INPUT:
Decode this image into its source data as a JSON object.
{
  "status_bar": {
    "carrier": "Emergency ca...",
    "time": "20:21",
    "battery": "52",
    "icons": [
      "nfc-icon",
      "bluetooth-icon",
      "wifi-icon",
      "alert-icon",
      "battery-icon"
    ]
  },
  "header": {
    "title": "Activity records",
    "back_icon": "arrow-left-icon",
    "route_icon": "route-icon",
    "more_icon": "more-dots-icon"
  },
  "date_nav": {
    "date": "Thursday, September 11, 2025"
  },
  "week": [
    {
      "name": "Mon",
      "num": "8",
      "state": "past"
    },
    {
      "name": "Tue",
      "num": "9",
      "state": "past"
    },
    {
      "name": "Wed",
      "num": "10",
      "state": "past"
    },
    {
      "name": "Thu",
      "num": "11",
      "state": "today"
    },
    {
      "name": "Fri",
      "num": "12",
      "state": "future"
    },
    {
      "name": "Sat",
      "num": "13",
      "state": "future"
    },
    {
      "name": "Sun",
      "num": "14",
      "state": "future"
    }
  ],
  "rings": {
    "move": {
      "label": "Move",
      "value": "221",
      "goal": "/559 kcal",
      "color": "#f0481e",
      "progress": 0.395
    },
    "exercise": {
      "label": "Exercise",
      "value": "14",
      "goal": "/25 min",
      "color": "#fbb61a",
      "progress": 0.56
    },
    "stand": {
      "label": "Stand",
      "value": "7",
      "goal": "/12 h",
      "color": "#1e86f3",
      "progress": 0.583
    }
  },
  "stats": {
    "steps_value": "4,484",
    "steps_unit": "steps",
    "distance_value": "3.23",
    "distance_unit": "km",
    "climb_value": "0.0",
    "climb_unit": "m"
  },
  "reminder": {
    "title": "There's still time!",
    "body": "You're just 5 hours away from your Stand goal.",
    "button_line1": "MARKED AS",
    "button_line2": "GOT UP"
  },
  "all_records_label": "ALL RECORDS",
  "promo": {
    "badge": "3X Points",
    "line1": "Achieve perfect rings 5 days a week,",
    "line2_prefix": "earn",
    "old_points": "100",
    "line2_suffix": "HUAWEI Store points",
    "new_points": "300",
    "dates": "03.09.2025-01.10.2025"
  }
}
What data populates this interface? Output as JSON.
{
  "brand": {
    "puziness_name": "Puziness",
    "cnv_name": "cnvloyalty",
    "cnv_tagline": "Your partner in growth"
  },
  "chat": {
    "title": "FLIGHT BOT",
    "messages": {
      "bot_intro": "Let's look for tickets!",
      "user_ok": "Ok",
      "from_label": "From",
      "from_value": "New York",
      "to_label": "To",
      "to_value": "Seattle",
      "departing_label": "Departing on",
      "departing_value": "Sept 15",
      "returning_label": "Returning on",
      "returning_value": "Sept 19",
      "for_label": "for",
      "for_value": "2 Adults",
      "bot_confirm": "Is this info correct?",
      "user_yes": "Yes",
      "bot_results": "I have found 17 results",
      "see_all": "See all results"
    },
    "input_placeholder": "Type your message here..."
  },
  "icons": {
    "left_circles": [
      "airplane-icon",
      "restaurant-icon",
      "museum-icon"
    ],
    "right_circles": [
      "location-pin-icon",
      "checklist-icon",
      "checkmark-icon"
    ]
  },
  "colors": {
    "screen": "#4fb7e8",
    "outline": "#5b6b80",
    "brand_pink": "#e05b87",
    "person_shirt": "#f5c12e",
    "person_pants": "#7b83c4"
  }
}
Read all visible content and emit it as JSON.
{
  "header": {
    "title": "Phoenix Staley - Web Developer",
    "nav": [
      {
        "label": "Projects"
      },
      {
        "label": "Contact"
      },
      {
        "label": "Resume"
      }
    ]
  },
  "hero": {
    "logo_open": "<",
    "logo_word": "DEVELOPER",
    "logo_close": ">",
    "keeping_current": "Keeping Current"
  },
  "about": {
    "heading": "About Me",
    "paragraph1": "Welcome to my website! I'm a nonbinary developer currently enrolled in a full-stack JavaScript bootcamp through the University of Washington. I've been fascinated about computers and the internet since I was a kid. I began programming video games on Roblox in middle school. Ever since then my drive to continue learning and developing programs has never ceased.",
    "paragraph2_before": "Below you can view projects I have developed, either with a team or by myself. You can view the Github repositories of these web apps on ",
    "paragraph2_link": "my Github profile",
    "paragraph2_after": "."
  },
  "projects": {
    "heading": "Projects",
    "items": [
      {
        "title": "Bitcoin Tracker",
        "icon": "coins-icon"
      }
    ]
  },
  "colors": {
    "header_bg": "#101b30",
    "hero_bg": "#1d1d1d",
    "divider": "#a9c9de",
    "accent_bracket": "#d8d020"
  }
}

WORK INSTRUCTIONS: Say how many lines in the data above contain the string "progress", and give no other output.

WRITTEN RESPONSE: 3